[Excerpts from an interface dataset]
·····
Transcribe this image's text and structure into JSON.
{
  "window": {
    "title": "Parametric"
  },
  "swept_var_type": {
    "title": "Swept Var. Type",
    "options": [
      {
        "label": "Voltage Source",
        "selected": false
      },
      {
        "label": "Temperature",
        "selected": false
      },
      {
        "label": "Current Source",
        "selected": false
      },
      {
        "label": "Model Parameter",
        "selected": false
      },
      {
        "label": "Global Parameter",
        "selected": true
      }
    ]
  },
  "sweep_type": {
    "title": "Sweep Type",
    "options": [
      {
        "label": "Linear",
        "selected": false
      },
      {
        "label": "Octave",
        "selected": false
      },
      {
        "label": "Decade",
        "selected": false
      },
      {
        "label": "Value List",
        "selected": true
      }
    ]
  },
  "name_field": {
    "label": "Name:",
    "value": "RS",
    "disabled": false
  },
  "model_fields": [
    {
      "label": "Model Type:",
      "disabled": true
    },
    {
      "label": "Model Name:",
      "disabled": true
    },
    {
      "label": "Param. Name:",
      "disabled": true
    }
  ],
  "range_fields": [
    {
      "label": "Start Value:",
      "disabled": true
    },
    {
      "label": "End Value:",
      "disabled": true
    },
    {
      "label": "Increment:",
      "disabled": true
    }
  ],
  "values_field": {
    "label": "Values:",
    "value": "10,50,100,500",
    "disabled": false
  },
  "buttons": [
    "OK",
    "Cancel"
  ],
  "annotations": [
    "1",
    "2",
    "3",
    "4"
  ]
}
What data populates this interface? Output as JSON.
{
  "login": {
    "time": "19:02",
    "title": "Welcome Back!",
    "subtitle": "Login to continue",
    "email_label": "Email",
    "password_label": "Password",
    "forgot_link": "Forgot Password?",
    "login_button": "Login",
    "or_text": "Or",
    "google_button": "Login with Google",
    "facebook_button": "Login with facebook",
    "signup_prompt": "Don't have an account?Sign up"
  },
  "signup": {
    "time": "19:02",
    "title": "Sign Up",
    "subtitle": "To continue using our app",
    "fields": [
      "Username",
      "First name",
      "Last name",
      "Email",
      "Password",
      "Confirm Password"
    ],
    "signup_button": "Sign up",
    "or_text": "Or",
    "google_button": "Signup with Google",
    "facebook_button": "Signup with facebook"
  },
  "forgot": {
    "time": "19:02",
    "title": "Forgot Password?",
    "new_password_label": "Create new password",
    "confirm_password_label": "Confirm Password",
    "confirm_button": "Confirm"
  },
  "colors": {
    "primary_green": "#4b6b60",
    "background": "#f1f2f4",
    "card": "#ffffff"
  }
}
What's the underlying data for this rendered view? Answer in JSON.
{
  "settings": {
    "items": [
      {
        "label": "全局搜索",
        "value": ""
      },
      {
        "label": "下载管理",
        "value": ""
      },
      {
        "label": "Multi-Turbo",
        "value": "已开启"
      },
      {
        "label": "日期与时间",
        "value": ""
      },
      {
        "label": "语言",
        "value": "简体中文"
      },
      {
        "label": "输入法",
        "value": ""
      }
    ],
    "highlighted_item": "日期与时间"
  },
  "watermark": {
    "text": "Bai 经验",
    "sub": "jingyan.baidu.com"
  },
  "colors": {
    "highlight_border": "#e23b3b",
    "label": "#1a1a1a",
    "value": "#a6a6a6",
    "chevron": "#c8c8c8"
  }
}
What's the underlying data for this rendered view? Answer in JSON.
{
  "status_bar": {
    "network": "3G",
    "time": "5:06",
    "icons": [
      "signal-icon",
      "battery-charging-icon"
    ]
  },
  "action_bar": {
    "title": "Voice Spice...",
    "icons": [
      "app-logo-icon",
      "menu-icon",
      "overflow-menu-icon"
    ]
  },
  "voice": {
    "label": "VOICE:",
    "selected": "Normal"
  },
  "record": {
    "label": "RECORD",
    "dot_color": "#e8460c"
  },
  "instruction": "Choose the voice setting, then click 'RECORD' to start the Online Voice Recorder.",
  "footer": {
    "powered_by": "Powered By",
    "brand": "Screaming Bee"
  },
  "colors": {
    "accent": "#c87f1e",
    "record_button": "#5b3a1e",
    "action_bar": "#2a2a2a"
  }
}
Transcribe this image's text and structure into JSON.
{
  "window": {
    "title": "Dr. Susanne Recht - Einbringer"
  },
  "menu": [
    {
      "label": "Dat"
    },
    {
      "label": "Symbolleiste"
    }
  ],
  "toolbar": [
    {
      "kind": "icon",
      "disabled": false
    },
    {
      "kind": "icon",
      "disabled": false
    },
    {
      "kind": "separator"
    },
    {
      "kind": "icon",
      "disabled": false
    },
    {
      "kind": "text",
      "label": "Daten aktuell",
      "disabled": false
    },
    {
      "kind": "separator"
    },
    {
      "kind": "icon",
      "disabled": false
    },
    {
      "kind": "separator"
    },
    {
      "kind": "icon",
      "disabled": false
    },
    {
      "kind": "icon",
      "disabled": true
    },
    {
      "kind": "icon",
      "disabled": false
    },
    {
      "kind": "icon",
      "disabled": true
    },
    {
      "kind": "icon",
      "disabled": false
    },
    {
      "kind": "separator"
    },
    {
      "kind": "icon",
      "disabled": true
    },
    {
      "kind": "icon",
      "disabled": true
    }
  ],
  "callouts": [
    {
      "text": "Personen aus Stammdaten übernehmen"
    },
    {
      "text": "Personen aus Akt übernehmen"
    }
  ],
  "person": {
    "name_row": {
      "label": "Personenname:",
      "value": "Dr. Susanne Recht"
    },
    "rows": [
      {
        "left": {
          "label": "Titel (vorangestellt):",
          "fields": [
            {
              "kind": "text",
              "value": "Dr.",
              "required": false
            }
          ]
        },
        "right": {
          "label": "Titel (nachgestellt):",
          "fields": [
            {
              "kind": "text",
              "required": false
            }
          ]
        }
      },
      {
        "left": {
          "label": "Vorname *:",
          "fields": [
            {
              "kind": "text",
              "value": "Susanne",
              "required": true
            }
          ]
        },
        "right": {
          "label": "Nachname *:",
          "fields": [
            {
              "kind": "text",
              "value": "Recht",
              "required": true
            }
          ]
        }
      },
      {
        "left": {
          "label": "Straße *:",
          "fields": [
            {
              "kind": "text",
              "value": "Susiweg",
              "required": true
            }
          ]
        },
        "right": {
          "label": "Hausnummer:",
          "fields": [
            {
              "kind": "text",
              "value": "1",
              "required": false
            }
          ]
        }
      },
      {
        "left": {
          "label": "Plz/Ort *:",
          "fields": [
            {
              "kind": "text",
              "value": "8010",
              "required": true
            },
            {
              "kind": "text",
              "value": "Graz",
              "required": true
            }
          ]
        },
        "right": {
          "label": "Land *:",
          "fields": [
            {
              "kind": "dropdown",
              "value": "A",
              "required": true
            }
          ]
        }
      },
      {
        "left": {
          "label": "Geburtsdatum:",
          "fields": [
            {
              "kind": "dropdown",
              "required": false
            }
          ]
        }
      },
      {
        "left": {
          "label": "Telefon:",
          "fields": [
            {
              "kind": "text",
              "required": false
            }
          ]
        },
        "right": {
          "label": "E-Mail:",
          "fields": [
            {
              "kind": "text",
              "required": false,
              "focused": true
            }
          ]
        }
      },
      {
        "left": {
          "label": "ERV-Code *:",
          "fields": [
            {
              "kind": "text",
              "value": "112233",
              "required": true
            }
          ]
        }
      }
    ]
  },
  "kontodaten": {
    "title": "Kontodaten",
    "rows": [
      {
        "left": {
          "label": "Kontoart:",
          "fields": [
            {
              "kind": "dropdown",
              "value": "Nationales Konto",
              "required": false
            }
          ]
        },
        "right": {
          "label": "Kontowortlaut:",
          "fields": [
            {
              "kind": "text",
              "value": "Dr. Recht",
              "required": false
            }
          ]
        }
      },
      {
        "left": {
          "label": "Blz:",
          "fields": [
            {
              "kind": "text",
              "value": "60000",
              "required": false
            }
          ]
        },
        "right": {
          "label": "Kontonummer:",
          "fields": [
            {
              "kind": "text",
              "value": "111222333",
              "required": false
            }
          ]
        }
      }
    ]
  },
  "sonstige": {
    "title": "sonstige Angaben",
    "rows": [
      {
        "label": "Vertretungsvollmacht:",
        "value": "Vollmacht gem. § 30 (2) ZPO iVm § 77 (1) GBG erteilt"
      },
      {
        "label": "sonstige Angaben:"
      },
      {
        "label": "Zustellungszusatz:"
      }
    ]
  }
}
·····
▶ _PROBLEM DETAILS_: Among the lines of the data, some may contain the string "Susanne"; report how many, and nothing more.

▶ _WRITTEN RESPONSE_: 3